**Exercise inputs**
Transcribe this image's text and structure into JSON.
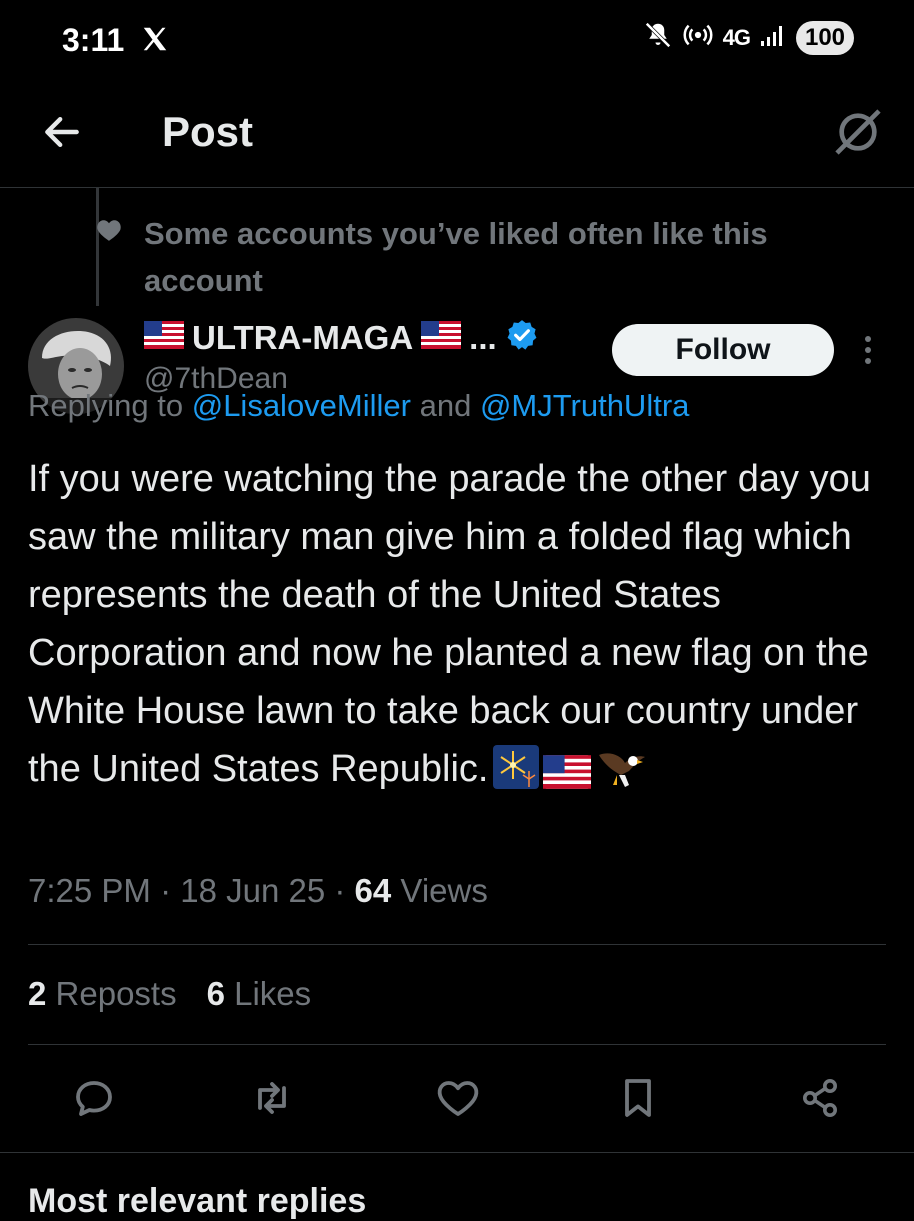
{
  "status_bar": {
    "time": "3:11",
    "network": "4G",
    "battery": "100"
  },
  "header": {
    "title": "Post"
  },
  "social_context": {
    "text": "Some accounts you’ve liked often like this account"
  },
  "author": {
    "display_name": "ULTRA-MAGA",
    "name_suffix": "...",
    "handle": "@7thDean",
    "verified": true
  },
  "follow_button": {
    "label": "Follow"
  },
  "replying": {
    "prefix": "Replying to ",
    "mention_1": "@LisaloveMiller",
    "joiner": " and ",
    "mention_2": "@MJTruthUltra"
  },
  "post": {
    "text": "If you were watching the parade the other day you saw the military man give him a folded flag which represents the death of the United States Corporation and now he planted a new flag on the White House lawn to take back our country under the United States Republic."
  },
  "meta": {
    "time": "7:25 PM",
    "sep1": " · ",
    "date": "18 Jun 25",
    "sep2": " · ",
    "views_count": "64",
    "views_label": " Views"
  },
  "stats": {
    "reposts_count": "2",
    "reposts_label": " Reposts",
    "likes_count": "6",
    "likes_label": " Likes"
  },
  "replies": {
    "heading": "Most relevant replies"
  },
  "colors": {
    "background": "#000000",
    "text_primary": "#e7e9ea",
    "text_secondary": "#71767b",
    "link": "#1d9bf0",
    "verified": "#1d9bf0",
    "divider": "#2f3336"
  }
}
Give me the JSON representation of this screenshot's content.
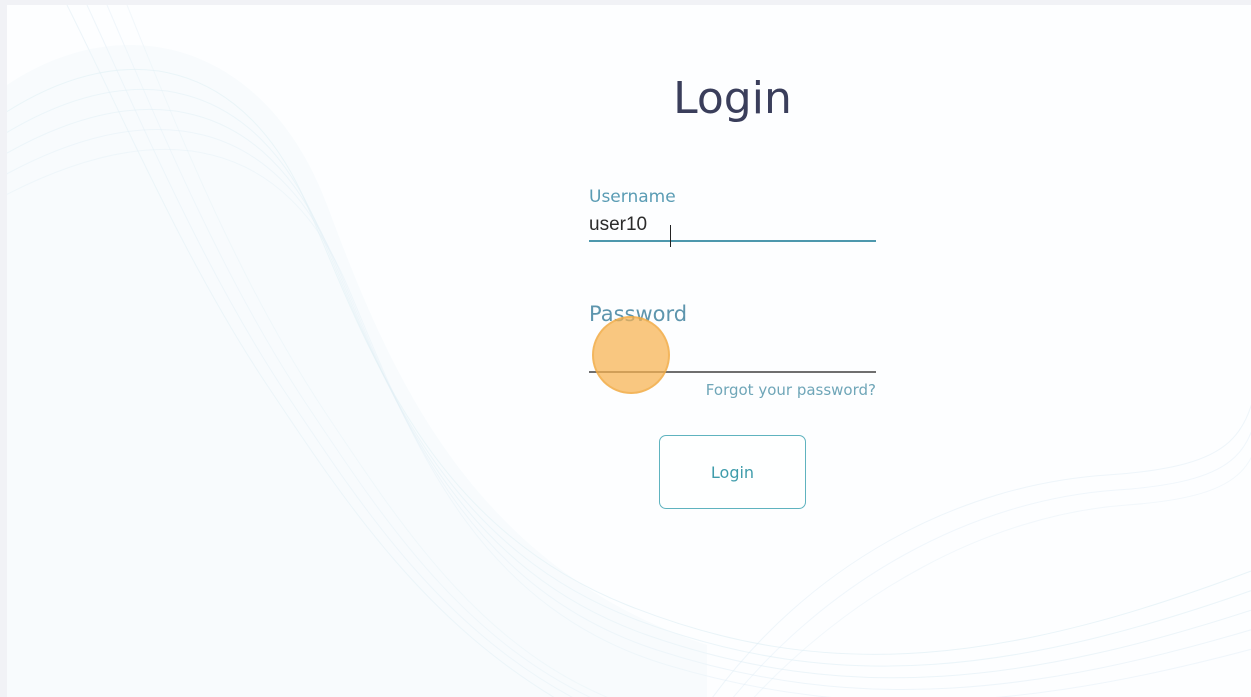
{
  "page": {
    "title": "Login"
  },
  "form": {
    "username": {
      "label": "Username",
      "value": "user10"
    },
    "password": {
      "label": "Password",
      "value": ""
    },
    "forgot_link": "Forgot your password?",
    "submit_label": "Login"
  },
  "colors": {
    "title": "#3a3e5b",
    "label": "#5a9cb4",
    "accent": "#4d98ad",
    "button_border": "#5fb3bf",
    "click_marker": "#f6b14f"
  }
}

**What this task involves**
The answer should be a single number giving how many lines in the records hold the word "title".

**Exercise response**
3